The Gigabyte G32QC's response time at max refresh rate is great; however, dark-scene transitions are quite slow, causing the appearance of black trails behind fast-moving objects. That being said, our test pattern emphasizes the issue and the artifacts aren't present in all content. The best overdrive setting is 'Balance', which provides the best performance with the least amount of overshoot.
|Overdrive Setting||Response Time Chart||Response Time Tables||Motion Blur Photo|
The response time at 60Hz is decent. It's slower than at max refresh rate, so there's more motion blur. The best overdrive setting is again 'Balance'; however, there's significantly more overshoot than when playing at max refresh rate.

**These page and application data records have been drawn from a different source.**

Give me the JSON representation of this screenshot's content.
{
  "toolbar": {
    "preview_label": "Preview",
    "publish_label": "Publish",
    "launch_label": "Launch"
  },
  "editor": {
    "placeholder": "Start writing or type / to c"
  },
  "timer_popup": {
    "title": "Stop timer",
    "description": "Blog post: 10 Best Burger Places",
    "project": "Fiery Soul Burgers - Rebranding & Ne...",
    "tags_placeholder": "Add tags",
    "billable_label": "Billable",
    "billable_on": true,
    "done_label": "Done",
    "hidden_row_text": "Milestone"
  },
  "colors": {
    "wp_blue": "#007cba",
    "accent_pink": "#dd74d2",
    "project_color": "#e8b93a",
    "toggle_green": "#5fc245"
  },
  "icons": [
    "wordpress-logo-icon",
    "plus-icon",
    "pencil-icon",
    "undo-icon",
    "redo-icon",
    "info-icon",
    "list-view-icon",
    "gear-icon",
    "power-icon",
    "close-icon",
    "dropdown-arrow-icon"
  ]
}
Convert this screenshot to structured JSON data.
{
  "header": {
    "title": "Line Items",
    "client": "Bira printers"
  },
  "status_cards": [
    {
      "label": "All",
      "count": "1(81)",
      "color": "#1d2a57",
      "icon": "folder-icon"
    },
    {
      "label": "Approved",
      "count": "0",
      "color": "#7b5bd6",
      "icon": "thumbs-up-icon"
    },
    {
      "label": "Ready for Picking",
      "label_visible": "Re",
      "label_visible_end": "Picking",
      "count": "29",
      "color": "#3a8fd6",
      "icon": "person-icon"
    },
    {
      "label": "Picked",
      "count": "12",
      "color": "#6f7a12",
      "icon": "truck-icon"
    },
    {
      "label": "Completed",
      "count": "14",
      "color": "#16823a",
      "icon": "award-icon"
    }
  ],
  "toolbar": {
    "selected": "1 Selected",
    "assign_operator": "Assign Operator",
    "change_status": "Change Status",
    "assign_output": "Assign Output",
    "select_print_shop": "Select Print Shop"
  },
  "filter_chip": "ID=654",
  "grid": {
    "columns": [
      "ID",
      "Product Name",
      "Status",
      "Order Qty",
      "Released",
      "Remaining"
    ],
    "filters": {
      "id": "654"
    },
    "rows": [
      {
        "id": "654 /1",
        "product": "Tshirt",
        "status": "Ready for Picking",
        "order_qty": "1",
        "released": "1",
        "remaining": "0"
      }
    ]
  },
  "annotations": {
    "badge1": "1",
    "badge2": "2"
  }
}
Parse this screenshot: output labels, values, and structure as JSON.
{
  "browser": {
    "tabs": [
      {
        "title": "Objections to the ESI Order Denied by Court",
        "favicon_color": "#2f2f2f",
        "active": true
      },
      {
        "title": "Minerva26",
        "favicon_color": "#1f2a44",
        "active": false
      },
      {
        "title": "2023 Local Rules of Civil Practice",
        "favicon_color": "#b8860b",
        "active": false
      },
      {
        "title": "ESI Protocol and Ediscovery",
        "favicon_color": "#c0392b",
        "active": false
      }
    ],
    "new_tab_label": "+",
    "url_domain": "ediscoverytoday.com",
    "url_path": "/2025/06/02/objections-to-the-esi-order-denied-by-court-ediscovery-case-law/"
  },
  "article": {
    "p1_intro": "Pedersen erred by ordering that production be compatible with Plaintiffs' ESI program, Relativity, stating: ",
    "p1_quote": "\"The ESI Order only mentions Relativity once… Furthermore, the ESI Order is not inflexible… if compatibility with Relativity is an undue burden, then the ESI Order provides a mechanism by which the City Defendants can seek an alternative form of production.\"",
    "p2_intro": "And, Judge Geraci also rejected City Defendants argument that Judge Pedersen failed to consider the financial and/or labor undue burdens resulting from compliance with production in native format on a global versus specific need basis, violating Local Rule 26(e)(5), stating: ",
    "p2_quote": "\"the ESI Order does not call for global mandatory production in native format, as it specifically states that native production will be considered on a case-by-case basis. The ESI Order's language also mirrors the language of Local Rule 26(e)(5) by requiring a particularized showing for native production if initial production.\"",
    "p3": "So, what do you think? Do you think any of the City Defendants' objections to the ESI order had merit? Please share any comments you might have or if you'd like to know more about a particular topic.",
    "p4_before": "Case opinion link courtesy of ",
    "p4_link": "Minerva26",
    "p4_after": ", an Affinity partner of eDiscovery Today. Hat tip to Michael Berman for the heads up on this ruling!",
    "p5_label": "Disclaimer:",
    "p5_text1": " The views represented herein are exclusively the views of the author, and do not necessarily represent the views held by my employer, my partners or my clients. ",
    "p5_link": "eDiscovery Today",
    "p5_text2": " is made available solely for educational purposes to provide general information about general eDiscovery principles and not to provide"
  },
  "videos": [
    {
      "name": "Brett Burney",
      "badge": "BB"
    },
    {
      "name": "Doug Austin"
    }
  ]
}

The Gigabyte G32QC's backlight is flicker-free, which is great for reducing eye strain.
This monitor has an optional Black Frame Insertion feature called 'Aim Stabilizer' to help improve motion clarity. Unfortunately, there's a lot of strobe crosstalk causing image duplication.
The Gigabyte G32QC supports FreeSync natively and is also compatible with NVIDIA's G-SYNC; however, the latter only works over a DisplayPort connection. Over an HDMI connection, the maximum refresh rate is 144Hz, with a VRR range that also starts below 20Hz. Over a DisplayPort connection, only three refresh rate settings are available at 1440p: 60Hz, 120Hz, and 165Hz.
Input lag is exceptionally low and only rises a little bit with VRR enabled, which shouldn't be noticeable for most people. Since this monitor has an 8-bit panel, we weren't able to measure the input lag with 10-bit HDR. We were only able to achieve an 8-bit HDR @ 60Hz signal with an input lag of 8.5ms.